Task to complete: Copy each line from the listing below where the word "никогда" shows up.

-------- Supplied entries

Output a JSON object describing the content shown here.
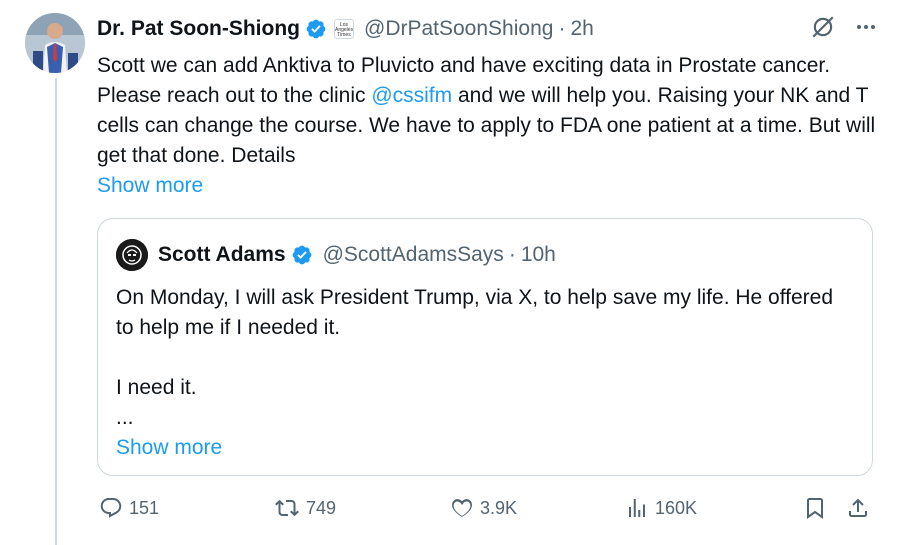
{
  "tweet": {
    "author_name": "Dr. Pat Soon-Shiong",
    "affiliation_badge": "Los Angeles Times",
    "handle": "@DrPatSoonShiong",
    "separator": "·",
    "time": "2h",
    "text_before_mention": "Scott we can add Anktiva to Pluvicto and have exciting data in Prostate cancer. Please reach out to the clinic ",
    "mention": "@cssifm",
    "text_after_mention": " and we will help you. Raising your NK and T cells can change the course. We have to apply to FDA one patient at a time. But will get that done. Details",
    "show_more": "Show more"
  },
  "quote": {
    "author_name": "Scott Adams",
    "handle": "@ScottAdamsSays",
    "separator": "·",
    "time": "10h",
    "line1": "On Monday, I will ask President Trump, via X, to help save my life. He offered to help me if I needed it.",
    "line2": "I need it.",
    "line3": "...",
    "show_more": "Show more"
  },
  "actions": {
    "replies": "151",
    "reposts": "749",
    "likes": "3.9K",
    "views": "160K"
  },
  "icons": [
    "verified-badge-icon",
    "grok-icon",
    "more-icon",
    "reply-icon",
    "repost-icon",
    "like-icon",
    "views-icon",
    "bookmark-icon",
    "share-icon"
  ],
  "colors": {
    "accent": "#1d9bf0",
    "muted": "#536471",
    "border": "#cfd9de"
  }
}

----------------
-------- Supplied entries

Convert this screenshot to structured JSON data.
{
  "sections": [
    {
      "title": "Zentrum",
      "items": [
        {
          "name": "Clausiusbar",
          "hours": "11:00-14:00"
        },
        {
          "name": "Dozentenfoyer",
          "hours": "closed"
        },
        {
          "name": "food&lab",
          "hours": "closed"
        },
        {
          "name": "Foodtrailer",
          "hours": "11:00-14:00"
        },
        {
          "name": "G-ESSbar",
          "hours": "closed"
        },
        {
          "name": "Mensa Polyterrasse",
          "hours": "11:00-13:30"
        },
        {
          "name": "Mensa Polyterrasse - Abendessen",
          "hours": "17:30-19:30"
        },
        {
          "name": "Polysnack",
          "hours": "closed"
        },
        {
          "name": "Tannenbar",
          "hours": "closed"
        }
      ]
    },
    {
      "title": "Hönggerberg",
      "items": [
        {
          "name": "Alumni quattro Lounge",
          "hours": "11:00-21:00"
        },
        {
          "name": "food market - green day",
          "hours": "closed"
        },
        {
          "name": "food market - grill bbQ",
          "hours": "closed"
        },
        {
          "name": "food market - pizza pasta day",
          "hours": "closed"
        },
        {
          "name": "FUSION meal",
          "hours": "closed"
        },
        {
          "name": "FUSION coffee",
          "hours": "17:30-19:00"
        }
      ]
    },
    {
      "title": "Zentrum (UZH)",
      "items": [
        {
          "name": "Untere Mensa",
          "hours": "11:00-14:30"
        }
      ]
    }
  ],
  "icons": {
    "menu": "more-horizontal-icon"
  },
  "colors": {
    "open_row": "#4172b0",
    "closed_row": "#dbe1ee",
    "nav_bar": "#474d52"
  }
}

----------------
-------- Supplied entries

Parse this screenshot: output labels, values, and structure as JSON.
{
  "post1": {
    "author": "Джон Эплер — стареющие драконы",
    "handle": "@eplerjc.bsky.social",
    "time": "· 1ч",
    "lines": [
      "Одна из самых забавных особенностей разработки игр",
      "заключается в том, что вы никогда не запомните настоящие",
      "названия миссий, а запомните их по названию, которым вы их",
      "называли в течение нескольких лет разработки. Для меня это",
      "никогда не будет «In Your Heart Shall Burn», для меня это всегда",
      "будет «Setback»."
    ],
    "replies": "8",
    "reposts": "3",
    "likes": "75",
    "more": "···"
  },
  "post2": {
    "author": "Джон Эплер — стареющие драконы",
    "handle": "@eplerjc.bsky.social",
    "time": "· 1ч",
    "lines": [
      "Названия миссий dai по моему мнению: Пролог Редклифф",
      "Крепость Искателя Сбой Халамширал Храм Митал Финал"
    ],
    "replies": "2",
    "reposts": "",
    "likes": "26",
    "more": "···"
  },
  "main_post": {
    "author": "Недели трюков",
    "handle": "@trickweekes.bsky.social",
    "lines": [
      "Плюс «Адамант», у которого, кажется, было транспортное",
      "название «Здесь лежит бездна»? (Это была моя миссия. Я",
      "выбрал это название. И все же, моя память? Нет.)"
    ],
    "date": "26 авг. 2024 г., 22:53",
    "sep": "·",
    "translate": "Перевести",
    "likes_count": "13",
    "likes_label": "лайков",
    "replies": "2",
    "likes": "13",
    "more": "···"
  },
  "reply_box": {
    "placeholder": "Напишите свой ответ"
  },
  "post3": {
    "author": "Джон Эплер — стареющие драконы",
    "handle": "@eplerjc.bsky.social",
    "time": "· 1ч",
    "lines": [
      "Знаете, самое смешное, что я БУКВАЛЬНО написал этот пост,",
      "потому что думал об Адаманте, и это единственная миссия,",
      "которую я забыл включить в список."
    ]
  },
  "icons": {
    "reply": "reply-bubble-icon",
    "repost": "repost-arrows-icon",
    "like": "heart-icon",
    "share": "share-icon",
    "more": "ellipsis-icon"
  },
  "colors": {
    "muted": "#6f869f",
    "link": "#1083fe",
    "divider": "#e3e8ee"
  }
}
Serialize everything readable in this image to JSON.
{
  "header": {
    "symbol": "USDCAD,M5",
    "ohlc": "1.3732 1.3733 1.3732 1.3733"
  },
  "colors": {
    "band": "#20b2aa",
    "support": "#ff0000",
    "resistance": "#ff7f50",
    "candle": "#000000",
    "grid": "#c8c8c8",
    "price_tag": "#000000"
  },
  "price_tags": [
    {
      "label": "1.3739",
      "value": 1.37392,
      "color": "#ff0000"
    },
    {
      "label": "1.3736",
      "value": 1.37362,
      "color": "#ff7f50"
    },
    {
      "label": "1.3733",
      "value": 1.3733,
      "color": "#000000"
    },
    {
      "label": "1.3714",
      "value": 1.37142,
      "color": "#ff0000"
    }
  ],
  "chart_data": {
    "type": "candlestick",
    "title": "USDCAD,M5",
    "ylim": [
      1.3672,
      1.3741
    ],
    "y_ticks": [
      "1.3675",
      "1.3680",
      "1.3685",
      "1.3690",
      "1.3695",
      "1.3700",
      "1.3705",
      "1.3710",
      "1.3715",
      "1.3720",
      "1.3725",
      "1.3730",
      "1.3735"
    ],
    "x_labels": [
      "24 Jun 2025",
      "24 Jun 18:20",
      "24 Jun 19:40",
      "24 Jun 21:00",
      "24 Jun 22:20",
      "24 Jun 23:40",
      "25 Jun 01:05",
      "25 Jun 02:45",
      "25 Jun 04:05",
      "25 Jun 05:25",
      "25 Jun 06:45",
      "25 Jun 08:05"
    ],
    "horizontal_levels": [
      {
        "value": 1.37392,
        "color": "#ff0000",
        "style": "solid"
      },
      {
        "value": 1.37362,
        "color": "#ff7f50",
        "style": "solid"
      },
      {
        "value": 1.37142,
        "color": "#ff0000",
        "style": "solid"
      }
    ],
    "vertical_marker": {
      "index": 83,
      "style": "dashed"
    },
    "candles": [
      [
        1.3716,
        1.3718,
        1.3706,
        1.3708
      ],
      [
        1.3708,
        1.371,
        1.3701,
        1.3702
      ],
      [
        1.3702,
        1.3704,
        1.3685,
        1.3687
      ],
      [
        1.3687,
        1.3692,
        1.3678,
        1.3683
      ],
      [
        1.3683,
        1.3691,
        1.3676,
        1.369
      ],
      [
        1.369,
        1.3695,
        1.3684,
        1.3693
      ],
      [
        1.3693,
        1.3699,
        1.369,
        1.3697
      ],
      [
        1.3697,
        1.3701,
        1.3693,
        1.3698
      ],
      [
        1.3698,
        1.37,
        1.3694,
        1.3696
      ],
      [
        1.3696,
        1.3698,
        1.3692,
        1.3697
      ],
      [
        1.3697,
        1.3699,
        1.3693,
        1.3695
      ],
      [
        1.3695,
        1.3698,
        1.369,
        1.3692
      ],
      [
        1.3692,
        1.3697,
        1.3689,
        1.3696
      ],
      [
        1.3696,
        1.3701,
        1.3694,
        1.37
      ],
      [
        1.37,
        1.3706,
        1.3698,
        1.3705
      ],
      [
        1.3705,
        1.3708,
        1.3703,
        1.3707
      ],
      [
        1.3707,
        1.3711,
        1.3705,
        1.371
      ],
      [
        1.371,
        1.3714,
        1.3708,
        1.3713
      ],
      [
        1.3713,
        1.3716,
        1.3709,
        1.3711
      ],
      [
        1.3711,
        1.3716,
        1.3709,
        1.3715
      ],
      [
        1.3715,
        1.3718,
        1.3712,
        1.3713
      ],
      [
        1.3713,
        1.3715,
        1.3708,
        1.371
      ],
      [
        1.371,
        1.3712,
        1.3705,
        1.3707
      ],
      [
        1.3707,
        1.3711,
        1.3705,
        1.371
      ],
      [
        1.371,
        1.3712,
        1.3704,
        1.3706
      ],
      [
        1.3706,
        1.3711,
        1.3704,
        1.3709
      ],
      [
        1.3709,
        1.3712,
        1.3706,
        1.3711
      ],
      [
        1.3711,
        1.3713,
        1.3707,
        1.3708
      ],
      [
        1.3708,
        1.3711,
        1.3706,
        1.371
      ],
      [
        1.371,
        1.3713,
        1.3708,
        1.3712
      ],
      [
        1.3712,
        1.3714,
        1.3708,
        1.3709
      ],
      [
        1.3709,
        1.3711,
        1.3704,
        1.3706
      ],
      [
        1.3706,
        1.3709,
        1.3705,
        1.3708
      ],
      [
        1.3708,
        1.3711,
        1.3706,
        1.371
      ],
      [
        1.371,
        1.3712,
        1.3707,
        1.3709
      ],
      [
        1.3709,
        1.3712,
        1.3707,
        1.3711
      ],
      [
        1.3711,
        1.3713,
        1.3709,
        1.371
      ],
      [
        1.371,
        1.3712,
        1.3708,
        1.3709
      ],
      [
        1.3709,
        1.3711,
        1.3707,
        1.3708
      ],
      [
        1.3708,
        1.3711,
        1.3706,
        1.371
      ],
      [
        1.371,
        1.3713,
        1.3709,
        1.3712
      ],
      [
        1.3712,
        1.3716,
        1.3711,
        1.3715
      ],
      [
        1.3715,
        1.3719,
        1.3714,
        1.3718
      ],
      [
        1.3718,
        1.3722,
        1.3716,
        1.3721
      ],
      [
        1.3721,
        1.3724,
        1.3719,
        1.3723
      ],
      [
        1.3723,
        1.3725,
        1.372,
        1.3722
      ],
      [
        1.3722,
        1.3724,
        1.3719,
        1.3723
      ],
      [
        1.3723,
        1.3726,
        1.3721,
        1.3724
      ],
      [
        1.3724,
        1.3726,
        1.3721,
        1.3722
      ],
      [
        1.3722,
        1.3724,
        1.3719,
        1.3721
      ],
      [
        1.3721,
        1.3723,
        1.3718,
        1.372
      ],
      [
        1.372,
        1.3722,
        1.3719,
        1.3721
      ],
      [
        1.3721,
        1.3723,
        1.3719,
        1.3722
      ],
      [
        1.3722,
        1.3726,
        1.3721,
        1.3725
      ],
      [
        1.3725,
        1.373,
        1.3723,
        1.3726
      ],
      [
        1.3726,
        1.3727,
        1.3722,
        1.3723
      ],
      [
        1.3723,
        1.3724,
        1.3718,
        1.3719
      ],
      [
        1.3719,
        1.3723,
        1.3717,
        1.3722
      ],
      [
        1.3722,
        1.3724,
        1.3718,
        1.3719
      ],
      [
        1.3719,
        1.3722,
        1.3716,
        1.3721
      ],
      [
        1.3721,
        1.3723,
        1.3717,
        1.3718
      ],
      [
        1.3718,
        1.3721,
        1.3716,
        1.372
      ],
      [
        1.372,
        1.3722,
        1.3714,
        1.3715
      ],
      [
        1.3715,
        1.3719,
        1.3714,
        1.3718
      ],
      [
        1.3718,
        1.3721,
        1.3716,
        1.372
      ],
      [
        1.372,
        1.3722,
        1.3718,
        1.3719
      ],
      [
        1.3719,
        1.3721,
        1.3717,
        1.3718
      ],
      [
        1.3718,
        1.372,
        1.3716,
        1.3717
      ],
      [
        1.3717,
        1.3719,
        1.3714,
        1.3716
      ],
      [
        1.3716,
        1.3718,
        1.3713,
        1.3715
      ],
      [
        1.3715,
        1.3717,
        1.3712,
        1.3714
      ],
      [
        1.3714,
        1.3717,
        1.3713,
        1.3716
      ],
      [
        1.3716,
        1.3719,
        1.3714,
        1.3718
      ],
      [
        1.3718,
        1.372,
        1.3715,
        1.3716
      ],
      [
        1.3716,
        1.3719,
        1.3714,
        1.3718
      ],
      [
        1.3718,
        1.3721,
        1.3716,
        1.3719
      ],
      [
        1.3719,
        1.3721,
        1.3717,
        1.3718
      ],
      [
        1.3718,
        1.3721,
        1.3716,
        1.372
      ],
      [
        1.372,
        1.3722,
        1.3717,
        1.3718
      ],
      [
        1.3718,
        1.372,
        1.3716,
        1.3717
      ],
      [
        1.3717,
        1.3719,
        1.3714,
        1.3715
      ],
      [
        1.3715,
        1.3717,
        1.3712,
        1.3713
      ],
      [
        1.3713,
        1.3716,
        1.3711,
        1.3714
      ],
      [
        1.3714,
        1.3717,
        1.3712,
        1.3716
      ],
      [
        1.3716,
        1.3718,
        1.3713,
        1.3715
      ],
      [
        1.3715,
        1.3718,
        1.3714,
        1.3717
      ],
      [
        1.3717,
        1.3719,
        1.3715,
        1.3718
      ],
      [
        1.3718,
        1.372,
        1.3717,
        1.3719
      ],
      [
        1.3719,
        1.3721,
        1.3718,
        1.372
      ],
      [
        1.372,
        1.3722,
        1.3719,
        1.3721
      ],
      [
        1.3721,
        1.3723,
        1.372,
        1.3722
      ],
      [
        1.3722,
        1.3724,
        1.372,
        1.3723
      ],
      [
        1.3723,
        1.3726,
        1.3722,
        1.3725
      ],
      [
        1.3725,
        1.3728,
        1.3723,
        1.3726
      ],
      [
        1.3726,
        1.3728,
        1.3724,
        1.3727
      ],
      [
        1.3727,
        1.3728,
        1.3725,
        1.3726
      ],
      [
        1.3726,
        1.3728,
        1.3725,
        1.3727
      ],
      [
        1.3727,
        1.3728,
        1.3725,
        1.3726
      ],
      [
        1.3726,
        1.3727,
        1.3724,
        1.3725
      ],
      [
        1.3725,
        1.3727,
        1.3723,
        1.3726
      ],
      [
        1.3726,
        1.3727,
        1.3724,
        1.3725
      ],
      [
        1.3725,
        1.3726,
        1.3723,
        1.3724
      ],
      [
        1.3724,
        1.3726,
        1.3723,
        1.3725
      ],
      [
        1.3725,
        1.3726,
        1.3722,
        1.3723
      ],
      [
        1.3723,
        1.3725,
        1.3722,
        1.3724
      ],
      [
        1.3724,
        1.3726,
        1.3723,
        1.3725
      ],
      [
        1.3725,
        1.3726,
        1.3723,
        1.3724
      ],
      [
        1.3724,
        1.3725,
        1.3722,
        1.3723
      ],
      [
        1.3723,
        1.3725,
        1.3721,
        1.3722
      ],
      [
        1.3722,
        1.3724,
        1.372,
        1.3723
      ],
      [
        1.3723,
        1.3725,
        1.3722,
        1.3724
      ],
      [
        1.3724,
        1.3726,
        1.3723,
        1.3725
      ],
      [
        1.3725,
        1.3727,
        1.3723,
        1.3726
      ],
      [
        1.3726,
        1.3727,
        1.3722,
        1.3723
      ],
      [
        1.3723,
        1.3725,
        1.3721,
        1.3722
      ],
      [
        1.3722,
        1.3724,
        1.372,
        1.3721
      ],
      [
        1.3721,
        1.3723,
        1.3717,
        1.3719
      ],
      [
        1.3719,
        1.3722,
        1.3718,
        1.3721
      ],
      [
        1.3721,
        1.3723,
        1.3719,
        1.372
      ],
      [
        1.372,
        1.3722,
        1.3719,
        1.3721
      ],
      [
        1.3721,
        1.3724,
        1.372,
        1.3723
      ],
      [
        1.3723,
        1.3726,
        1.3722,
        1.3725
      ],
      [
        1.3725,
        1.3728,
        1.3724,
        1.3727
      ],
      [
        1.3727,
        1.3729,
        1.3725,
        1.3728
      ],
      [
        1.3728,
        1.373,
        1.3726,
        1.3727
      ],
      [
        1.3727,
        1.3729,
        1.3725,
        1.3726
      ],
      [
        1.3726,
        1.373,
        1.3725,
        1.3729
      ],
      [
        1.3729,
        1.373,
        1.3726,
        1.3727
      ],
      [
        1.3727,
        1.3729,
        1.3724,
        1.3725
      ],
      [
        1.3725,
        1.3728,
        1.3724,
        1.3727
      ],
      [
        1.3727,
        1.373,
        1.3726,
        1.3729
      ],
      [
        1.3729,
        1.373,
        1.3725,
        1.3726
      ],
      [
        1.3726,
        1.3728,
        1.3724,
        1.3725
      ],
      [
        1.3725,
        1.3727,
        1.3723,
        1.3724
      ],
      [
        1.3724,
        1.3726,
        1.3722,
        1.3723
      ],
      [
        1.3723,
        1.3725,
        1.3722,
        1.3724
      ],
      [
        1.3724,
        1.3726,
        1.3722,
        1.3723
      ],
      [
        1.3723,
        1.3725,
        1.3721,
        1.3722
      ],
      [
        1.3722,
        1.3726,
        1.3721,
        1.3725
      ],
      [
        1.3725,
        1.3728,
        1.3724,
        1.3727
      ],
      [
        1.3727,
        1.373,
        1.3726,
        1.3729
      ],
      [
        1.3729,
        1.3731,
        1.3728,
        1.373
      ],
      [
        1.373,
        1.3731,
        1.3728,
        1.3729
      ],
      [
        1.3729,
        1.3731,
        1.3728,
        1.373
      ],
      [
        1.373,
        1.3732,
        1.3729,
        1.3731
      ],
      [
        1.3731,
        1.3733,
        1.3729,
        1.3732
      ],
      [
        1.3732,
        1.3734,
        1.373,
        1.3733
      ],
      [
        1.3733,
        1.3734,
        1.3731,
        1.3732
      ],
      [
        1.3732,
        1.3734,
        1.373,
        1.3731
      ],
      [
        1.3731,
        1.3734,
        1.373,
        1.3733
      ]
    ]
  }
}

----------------

Output below:
      "заключается в том, что вы никогда не запомните настоящие",
      "никогда не будет «In Your Heart Shall Burn», для меня это всегда",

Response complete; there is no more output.